== Segment start ==
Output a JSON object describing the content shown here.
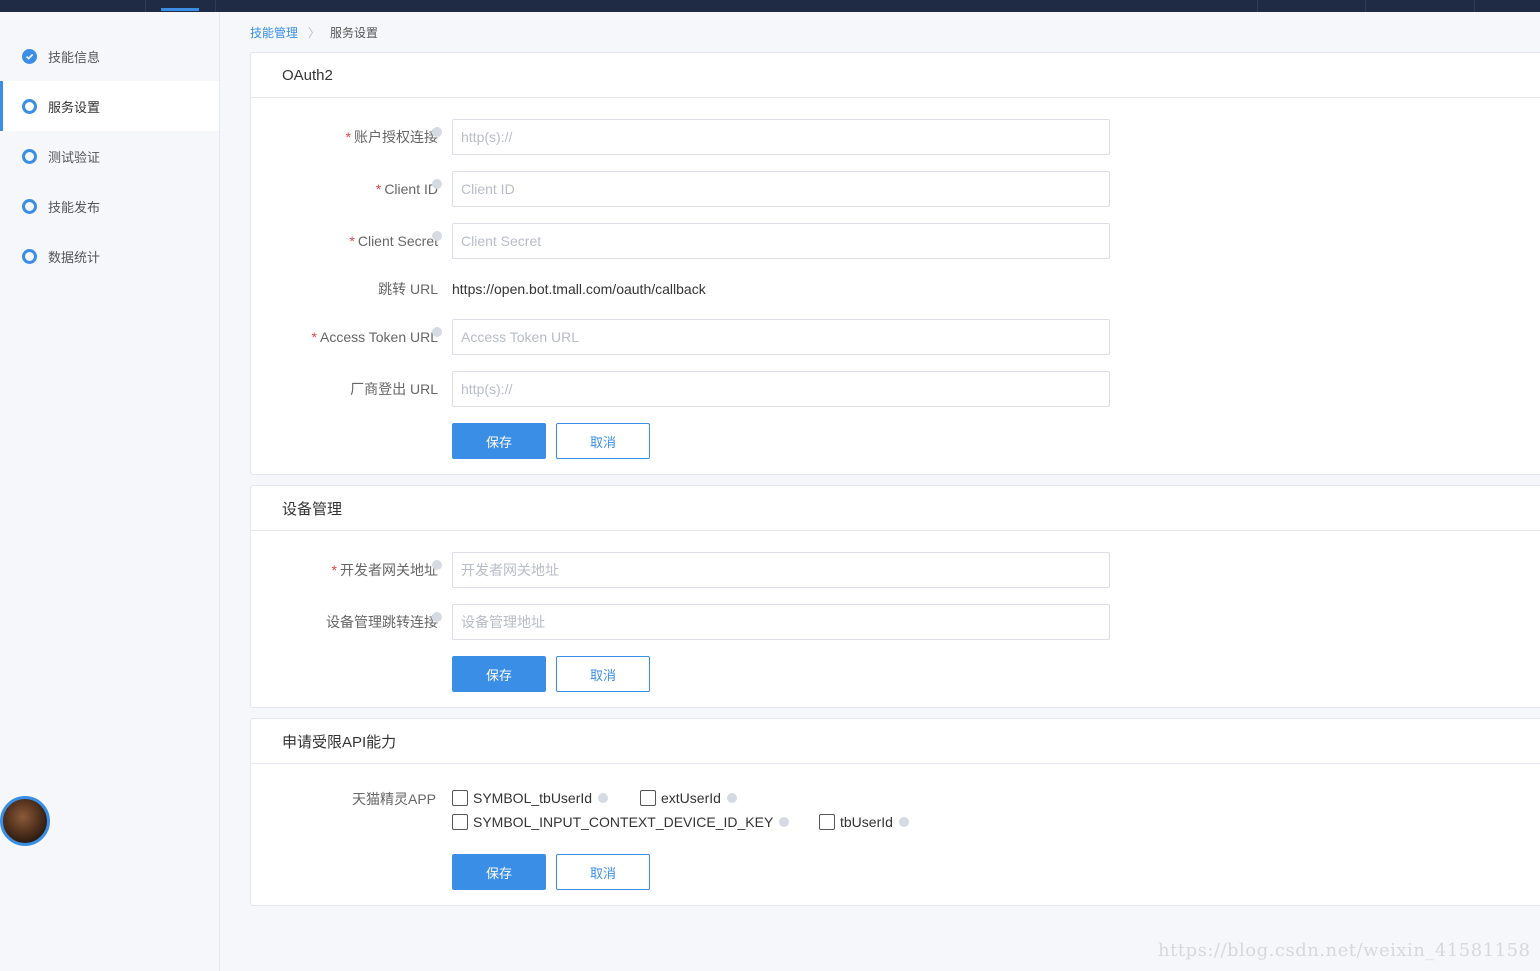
{
  "breadcrumb": {
    "parent": "技能管理",
    "current": "服务设置"
  },
  "sidebar": {
    "items": [
      {
        "label": "技能信息",
        "state": "done"
      },
      {
        "label": "服务设置",
        "state": "active"
      },
      {
        "label": "测试验证",
        "state": "todo"
      },
      {
        "label": "技能发布",
        "state": "todo"
      },
      {
        "label": "数据统计",
        "state": "todo"
      }
    ]
  },
  "oauth": {
    "title": "OAuth2",
    "auth_url_label": "账户授权连接",
    "auth_url_placeholder": "http(s)://",
    "client_id_label": "Client ID",
    "client_id_placeholder": "Client ID",
    "client_secret_label": "Client Secret",
    "client_secret_placeholder": "Client Secret",
    "redirect_label": "跳转 URL",
    "redirect_value": "https://open.bot.tmall.com/oauth/callback",
    "token_url_label": "Access Token URL",
    "token_url_placeholder": "Access Token URL",
    "logout_url_label": "厂商登出 URL",
    "logout_url_placeholder": "http(s)://",
    "save_label": "保存",
    "cancel_label": "取消"
  },
  "device": {
    "title": "设备管理",
    "gateway_label": "开发者网关地址",
    "gateway_placeholder": "开发者网关地址",
    "jump_label": "设备管理跳转连接",
    "jump_placeholder": "设备管理地址",
    "save_label": "保存",
    "cancel_label": "取消"
  },
  "api": {
    "title": "申请受限API能力",
    "app_label": "天猫精灵APP",
    "options": [
      "SYMBOL_tbUserId",
      "extUserId",
      "SYMBOL_INPUT_CONTEXT_DEVICE_ID_KEY",
      "tbUserId"
    ],
    "save_label": "保存",
    "cancel_label": "取消"
  },
  "watermark": "https://blog.csdn.net/weixin_41581158",
  "colors": {
    "accent": "#3a8ee6",
    "required": "#e8423c",
    "topbar": "#1f2a44"
  }
}
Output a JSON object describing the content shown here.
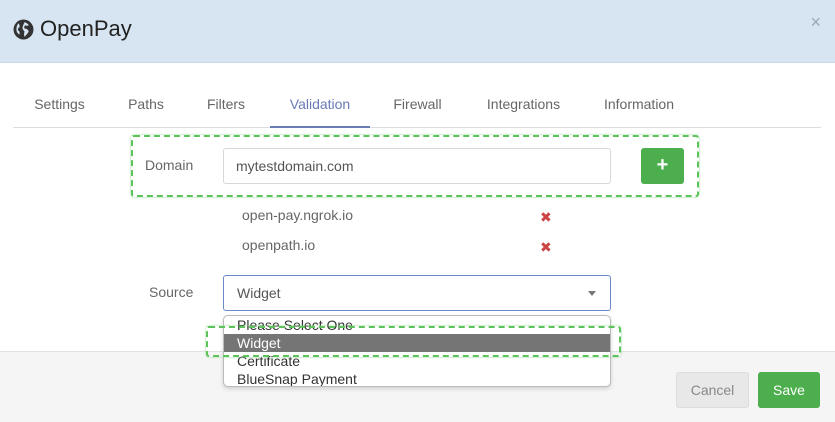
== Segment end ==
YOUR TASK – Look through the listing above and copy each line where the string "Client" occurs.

THE COMPLETED TASK –
    "client_id_label": "Client ID",
    "client_id_placeholder": "Client ID",
    "client_secret_label": "Client Secret",
    "client_secret_placeholder": "Client Secret",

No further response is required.